WHAT THIS TASK INVOLVES: For each line below that contains the word "Select", make a copy.
** Opening GIVEN INFORMATION block **
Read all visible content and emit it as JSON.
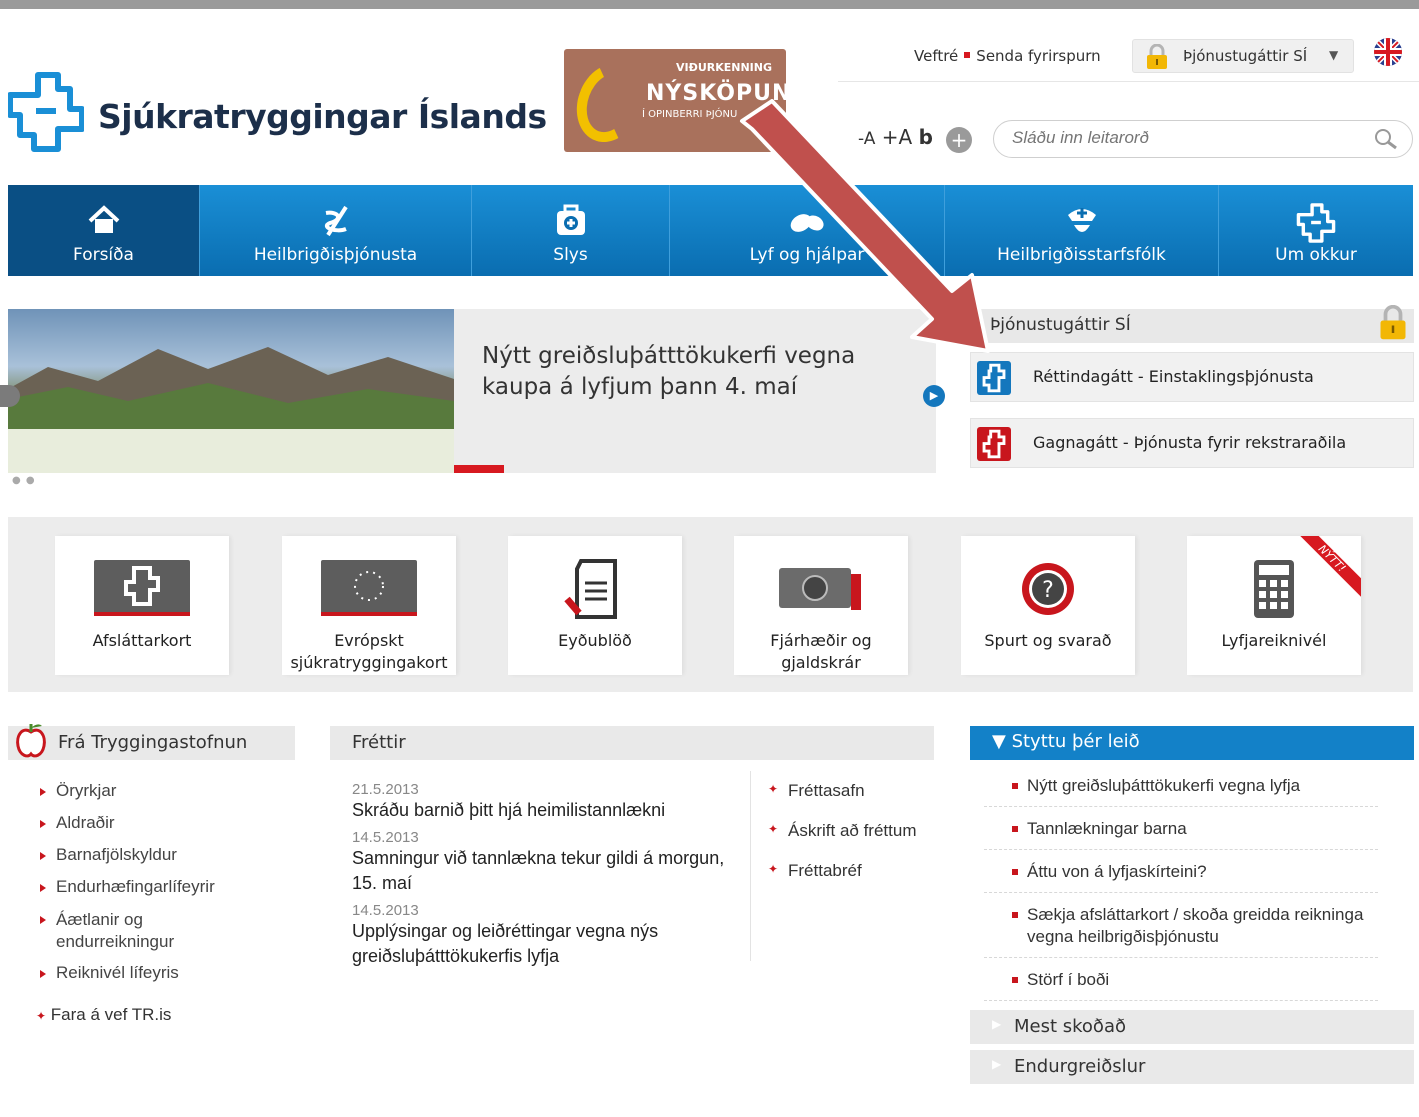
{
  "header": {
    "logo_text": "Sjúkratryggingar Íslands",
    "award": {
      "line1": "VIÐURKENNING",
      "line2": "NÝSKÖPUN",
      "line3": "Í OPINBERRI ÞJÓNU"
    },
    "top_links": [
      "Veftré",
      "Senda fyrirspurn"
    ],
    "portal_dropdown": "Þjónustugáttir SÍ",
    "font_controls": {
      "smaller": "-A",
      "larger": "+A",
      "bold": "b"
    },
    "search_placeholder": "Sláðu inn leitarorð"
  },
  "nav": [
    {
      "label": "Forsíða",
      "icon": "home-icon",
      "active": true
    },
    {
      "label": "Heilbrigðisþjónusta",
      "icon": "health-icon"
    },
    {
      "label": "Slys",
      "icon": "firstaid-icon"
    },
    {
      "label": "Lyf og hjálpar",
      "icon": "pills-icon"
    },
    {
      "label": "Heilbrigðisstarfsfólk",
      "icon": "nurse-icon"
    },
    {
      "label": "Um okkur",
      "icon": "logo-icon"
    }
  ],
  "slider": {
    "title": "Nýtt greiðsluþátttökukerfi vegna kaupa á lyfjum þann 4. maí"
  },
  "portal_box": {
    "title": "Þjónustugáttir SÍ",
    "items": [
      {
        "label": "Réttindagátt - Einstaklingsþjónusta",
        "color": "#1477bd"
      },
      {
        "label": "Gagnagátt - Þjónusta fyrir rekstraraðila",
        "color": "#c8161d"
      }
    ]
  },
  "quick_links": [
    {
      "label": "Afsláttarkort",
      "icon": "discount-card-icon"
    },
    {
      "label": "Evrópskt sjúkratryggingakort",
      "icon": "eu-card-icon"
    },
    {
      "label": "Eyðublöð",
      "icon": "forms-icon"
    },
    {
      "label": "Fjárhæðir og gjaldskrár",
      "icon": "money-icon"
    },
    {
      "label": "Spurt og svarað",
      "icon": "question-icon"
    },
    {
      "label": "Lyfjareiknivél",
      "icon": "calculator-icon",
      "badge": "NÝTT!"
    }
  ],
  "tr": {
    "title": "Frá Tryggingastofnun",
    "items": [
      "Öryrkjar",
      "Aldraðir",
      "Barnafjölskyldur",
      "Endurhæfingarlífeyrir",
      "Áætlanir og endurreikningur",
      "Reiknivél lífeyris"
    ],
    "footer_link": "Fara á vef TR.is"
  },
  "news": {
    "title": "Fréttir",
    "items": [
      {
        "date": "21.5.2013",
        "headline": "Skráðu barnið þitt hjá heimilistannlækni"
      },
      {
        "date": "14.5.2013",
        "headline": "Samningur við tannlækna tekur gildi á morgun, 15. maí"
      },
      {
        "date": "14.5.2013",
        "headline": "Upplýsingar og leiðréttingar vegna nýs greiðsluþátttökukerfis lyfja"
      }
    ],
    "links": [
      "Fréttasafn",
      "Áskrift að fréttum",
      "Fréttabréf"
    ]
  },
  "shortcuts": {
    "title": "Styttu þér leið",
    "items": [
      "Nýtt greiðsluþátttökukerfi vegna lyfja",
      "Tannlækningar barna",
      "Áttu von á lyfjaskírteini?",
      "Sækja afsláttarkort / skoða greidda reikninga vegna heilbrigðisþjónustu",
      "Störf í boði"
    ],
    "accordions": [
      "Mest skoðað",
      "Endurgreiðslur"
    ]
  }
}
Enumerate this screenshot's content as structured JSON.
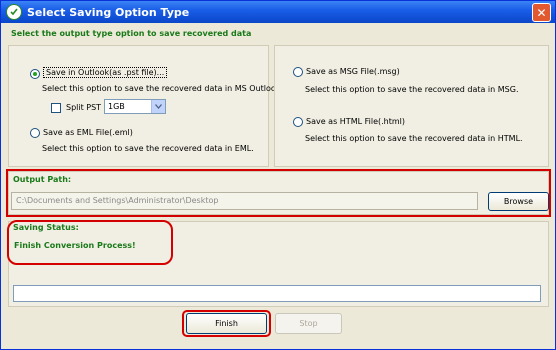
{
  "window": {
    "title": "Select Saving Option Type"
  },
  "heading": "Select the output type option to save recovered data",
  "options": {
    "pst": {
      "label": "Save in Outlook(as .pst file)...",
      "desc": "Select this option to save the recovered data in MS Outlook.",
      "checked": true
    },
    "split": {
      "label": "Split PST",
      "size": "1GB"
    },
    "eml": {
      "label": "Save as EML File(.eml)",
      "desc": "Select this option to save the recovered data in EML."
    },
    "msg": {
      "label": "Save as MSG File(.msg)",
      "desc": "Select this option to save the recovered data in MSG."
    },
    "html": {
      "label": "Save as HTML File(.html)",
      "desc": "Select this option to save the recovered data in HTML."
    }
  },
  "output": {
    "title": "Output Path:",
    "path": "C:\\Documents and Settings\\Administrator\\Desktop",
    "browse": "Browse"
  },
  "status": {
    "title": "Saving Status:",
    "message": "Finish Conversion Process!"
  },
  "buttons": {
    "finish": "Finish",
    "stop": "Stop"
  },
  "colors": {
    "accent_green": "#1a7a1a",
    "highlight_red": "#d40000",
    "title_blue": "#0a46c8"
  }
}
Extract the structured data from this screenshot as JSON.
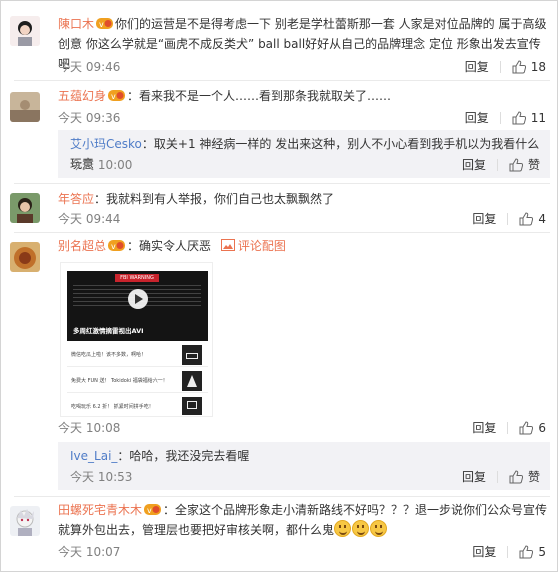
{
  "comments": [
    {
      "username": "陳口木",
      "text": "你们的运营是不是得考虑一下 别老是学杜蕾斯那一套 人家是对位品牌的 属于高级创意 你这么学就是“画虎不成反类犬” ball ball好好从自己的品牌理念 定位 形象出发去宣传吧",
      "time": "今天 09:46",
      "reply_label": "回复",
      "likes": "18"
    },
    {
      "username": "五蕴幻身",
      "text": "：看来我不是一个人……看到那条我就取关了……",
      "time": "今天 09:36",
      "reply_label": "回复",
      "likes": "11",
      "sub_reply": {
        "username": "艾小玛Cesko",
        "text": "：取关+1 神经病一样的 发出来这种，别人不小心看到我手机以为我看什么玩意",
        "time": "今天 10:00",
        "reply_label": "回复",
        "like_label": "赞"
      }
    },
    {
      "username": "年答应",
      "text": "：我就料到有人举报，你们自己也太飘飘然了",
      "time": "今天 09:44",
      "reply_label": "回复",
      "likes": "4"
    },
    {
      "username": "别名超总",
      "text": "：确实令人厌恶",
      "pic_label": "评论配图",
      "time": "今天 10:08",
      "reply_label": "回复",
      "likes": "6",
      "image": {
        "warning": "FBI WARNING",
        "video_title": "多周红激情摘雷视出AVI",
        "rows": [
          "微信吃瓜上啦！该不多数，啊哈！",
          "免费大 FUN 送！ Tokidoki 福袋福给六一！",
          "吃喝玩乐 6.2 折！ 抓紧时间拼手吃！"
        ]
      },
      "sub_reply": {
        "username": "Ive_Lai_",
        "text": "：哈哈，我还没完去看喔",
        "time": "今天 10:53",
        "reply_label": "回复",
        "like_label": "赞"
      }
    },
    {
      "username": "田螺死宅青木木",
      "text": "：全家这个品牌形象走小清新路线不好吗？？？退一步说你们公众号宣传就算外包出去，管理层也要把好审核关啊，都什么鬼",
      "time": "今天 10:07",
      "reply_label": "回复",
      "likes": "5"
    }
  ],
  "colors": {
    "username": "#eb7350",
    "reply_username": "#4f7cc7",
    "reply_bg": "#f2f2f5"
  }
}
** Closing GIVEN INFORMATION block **
RESPONSE BELOW:
    "title": "Select Saving Option Type"
  "heading": "Select the output type option to save recovered data",
      "desc": "Select this option to save the recovered data in MS Outlook.",
      "desc": "Select this option to save the recovered data in EML."
      "desc": "Select this option to save the recovered data in MSG."
      "desc": "Select this option to save the recovered data in HTML."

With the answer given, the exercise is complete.